For more than a decade, McLaurin has used the gift of music to teach English to non-native international students at Wake Technical Community College in Raleigh. Her methods have proved both innovative and successful; McLaurin was recently awarded a community college systemwide volunteer award for her ESL classes.
The story goes back farther than just the past decade, however.
“I have to thank Stella for getting me into music,” McLaurin said. “She used to organize what she called ‘the autumn leaf train excursion’ that went between West Jefferson and Abingdon, Va., and I always did my best to go along.”
McLaurin’s musical journey began decades ago, on the Virginia Creeper, while working for Stella Anderson, owner and editor of The Skyland Post, which later became the Jefferson Post.
Those trips included groups of high school students that sang songs and performed for the passengers. “I approached Stella about playing with those groups, so I could go on the train trips,” said McLaurin. “Stella asked me what I played, and I said, ‘Nothing.’ She told me that if I learned to play, I could come along.”
McLaurin, with Sears and Roebuck catalog in hand, set out to find an instrument to play. “I settled on a baritone ukulele because it fit my tiny hands. I learned three or four chords and went back to Stella. True to her word, she included me on the trips,” McLaurin said, laughing.
“We had a lot of fun, and for that I thank Stella; I’ve played ever since. She really believed in young people,” said McLaurin.
Years later, McLaurin again turned to music when seeking a way to connect with international students and share with them the love of Christ. After successful mission trips abroad, McLaurin continually felt the tug to return home.
“I had such a heart for internationals, but I just kept feeling like I needed to return home to Raleigh,” said McLaurin. “I couldn’t quite figure it out. I felt like we were doing good work, but something always told me I needed to come back to the States.”
McLaurin said a chance introduction to an English as a Second Language (ESL) instructor sparked her imagination; after an ESL certification earned at Duke University, McLaurin started her volunteer work mere blocks from her home.
“Here I’d spent so much time trying to figure out how to help people around the world,” said McLaurin, “and I never saw that so many people could use my help just down the road. I walked four blocks from my house to the classroom. The Lord had brought my international work to Raleigh.”

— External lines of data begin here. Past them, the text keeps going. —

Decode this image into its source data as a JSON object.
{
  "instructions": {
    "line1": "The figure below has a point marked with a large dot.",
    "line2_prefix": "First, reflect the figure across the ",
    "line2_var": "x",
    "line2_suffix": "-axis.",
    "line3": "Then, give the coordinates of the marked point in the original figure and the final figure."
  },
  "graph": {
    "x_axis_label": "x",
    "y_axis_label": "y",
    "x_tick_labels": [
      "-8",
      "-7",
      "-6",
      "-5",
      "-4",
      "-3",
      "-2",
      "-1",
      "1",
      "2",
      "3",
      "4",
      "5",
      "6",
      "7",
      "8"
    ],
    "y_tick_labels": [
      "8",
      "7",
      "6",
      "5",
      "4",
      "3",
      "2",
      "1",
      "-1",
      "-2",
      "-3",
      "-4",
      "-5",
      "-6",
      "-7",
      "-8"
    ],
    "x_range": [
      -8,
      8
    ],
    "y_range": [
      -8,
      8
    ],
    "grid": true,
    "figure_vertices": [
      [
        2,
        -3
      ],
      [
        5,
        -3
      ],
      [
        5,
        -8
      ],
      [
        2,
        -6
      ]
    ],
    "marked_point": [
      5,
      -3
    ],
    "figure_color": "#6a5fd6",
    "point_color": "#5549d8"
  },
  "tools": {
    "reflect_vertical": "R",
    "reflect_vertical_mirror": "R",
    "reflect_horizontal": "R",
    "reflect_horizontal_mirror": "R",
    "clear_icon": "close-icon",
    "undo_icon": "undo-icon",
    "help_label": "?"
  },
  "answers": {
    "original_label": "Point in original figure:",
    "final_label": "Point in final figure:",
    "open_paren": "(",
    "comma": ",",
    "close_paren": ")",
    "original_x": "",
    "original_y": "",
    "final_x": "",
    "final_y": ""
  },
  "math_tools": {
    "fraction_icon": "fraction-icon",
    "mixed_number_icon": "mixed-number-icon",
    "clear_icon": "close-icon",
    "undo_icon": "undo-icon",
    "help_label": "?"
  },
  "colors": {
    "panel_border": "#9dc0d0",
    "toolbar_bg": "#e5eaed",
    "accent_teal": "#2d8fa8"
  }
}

The first year, McLaurin worked with people from 91 different nations, but only introduced music after it was mentioned by another ESL teacher.
“The students seemed to enjoy it, and it seemed to help, so I went to six different ESL classes a week, and we’d work with the students on songs,” said McLaurin.

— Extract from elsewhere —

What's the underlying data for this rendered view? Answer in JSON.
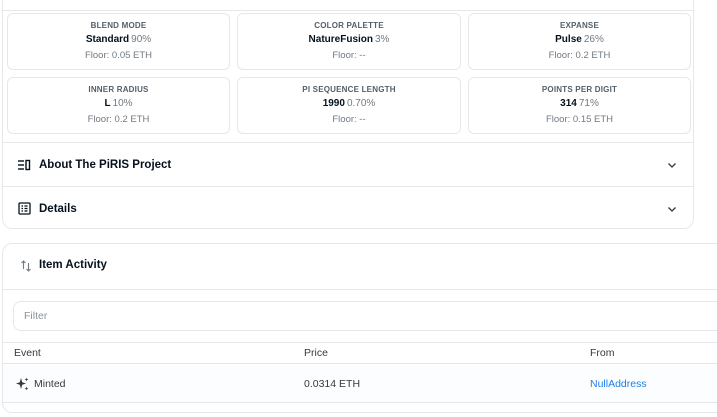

Today, she helps students to write songs in English and perform them.
“These people come from so many different cultures, and it’s a bittersweet experience for many of them,” said McLaurin. “We try to provide language lessons and encouragement, so they could tell their stories and express what they’re feeling in this new place.”

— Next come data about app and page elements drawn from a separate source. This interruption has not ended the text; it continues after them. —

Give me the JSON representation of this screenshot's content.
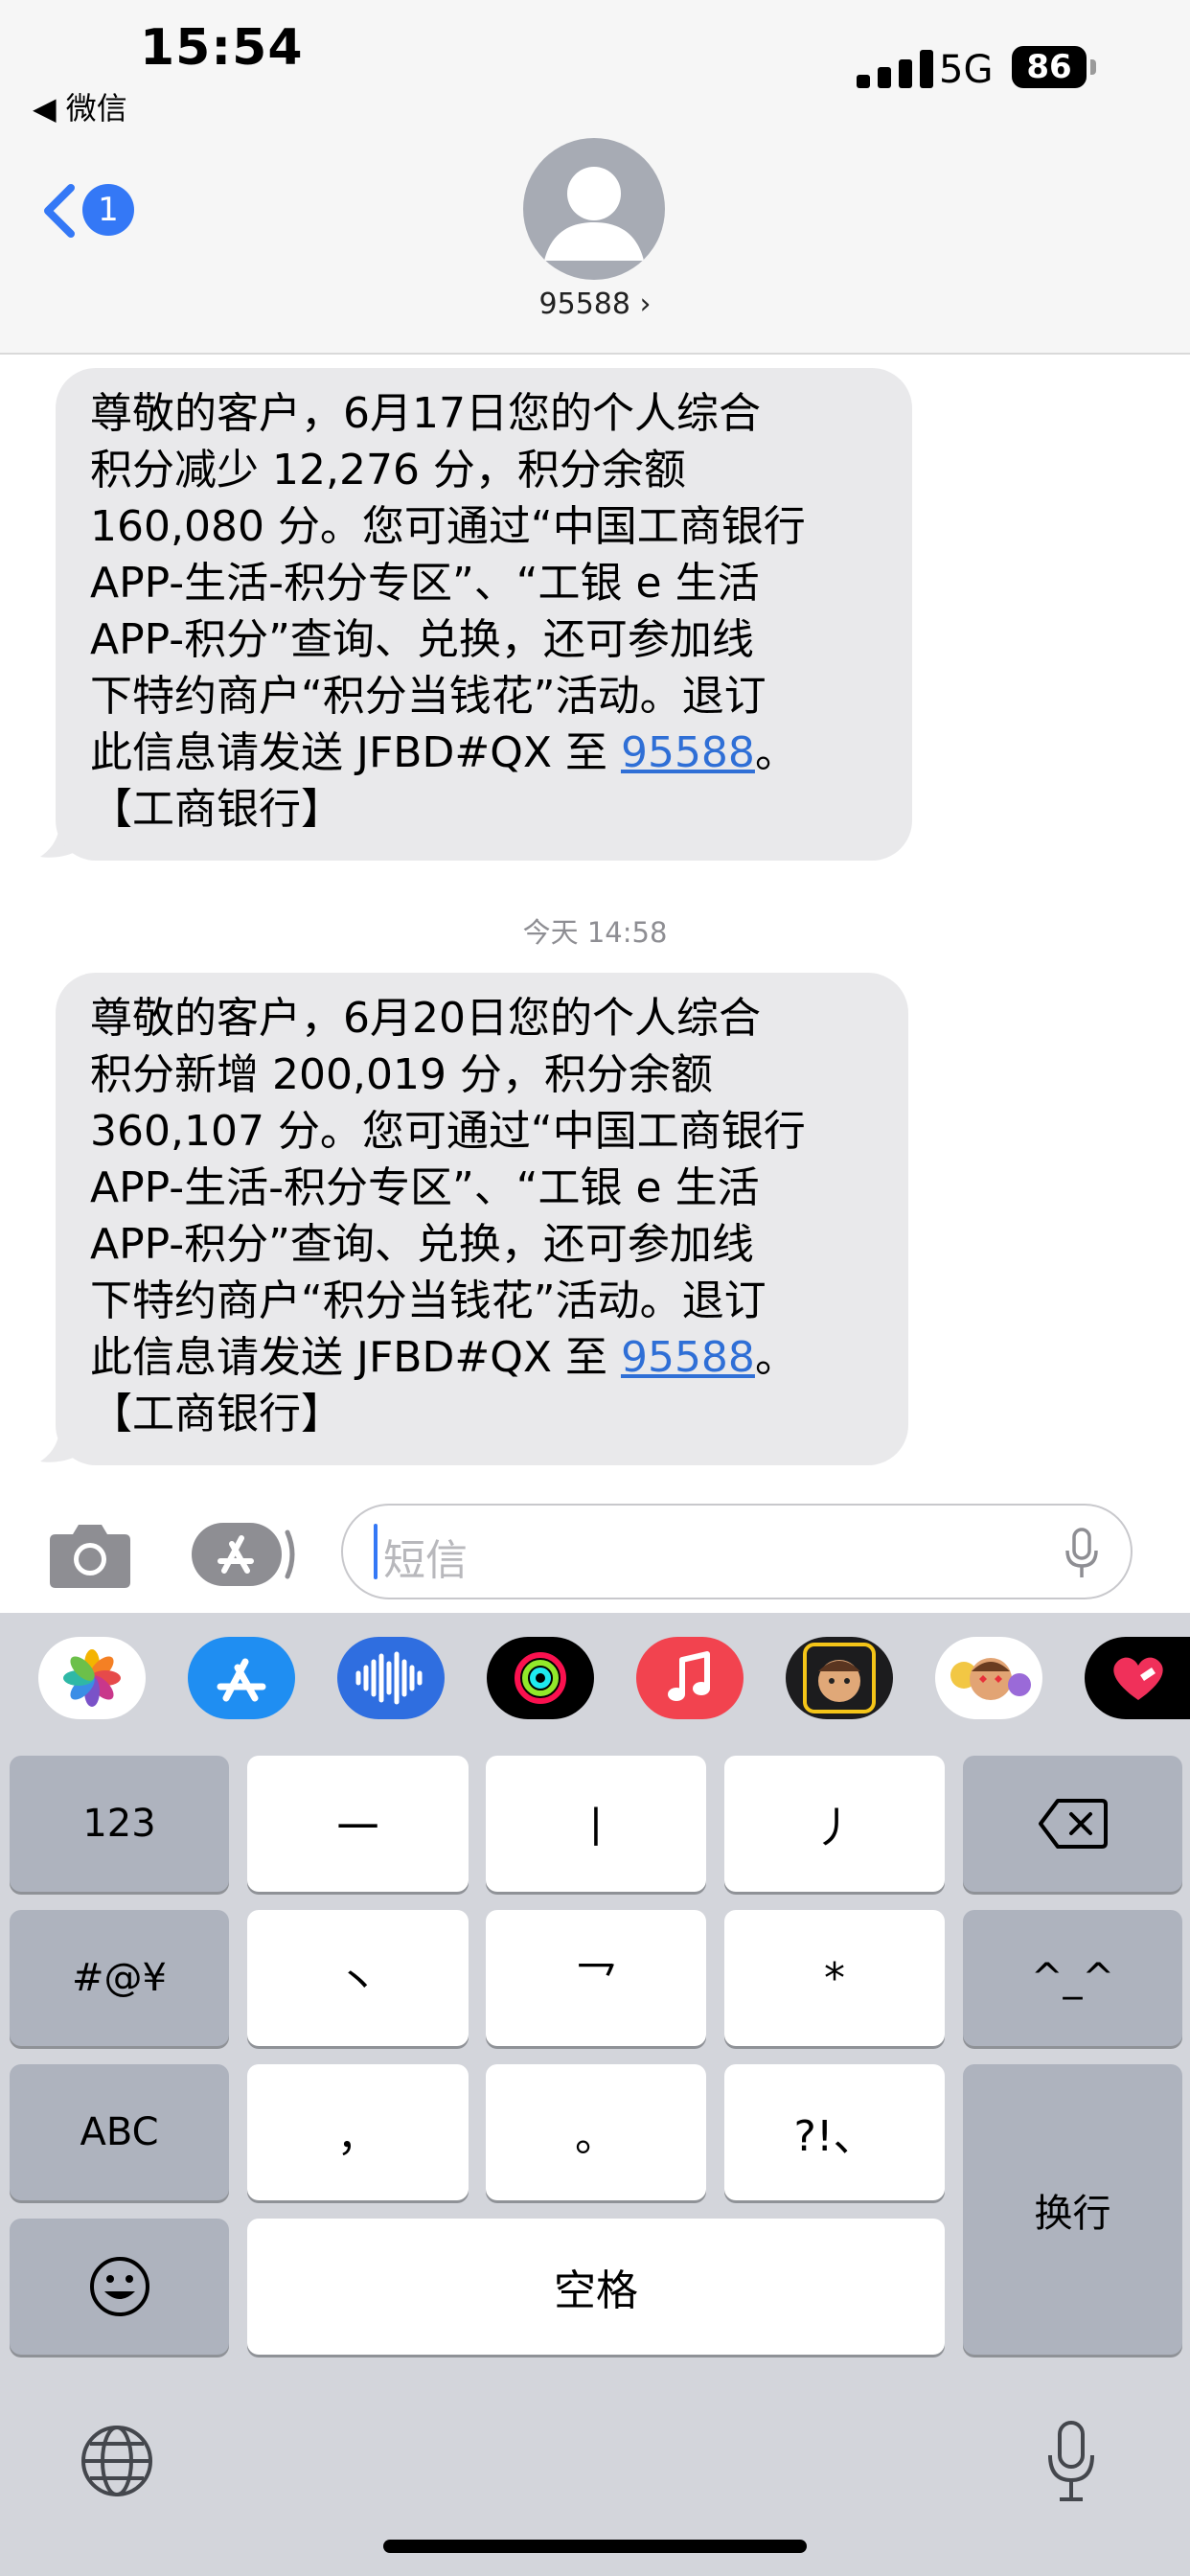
{
  "status_bar": {
    "time": "15:54",
    "back_app": "◀ 微信",
    "network": "5G",
    "battery": "86"
  },
  "header": {
    "back_badge": "1",
    "contact": "95588 ›"
  },
  "messages": [
    {
      "lines": [
        "尊敬的客户，6月17日您的个人综合",
        "积分减少 12,276 分，积分余额",
        "160,080 分。您可通过“中国工商银行",
        "APP-生活-积分专区”、“工银 e 生活",
        "APP-积分”查询、兑换，还可参加线",
        "下特约商户“积分当钱花”活动。退订"
      ],
      "last_prefix": "此信息请发送 JFBD#QX 至 ",
      "link": "95588",
      "last_suffix": "。",
      "sign": "【工商银行】"
    },
    {
      "lines": [
        "尊敬的客户，6月20日您的个人综合",
        "积分新增 200,019 分，积分余额",
        "360,107 分。您可通过“中国工商银行",
        "APP-生活-积分专区”、“工银 e 生活",
        "APP-积分”查询、兑换，还可参加线",
        "下特约商户“积分当钱花”活动。退订"
      ],
      "last_prefix": "此信息请发送 JFBD#QX 至 ",
      "link": "95588",
      "last_suffix": "。",
      "sign": "【工商银行】"
    }
  ],
  "timestamp": {
    "prefix": "今天",
    "time": "14:58"
  },
  "compose": {
    "placeholder": "短信"
  },
  "app_strip": [
    "photos-icon",
    "app-store-icon",
    "audio-message-icon",
    "fitness-icon",
    "music-icon",
    "memoji-icon",
    "memoji-stickers-icon",
    "digital-touch-icon"
  ],
  "keyboard": {
    "k_123": "123",
    "k_stroke1": "一",
    "k_stroke2": "丨",
    "k_stroke3": "丿",
    "k_symbols": "#@¥",
    "k_stroke4": "丶",
    "k_stroke5": "乛",
    "k_star": "*",
    "k_face": "^_^",
    "k_abc": "ABC",
    "k_comma": "，",
    "k_period": "。",
    "k_punct": "?!、",
    "k_return": "换行",
    "k_space": "空格"
  }
}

McLaurin said helping students write songs about their life in their home country, and the challenges they face in their new home, provides an emotional hook that helps people learn English.
“There is music in every culture, it crosses borders,” said McLaurin. “We just help people take everything they’re feeling and put it to song. It’s emotional and gives the students confidence that they can be successful learning English.”
So far, McLaurin seems to be breaking new ground in the ESL field.
“We’ve talked with ESL teachers all across the nation, and nobody else seems to be doing it quite like this,” said McLaurin. “We seem to be the first that use music in this manner.”
McLaurin’s efforts even extend beyond the classroom to include organizing trips for international students that help them feel more at home in the United States, including bringing groups of students to western North Carolina, and West Jefferson.
“We try to open someone’s home for lunch or dinner, so the students can get an idea what a typical American home might be like,” said McLaurin. “It helps the students get acclimated quicker, and it’s so much fun.”
McLaurin said she plans to continue using music in the classroom, and hopes to create teaching material that might help spread the method to other classrooms.
“We have so much fun, and music seems to be very helpful in teaching,” said McLaurin. “I’d like to spread the method, so other ESL teachers can try it, too.”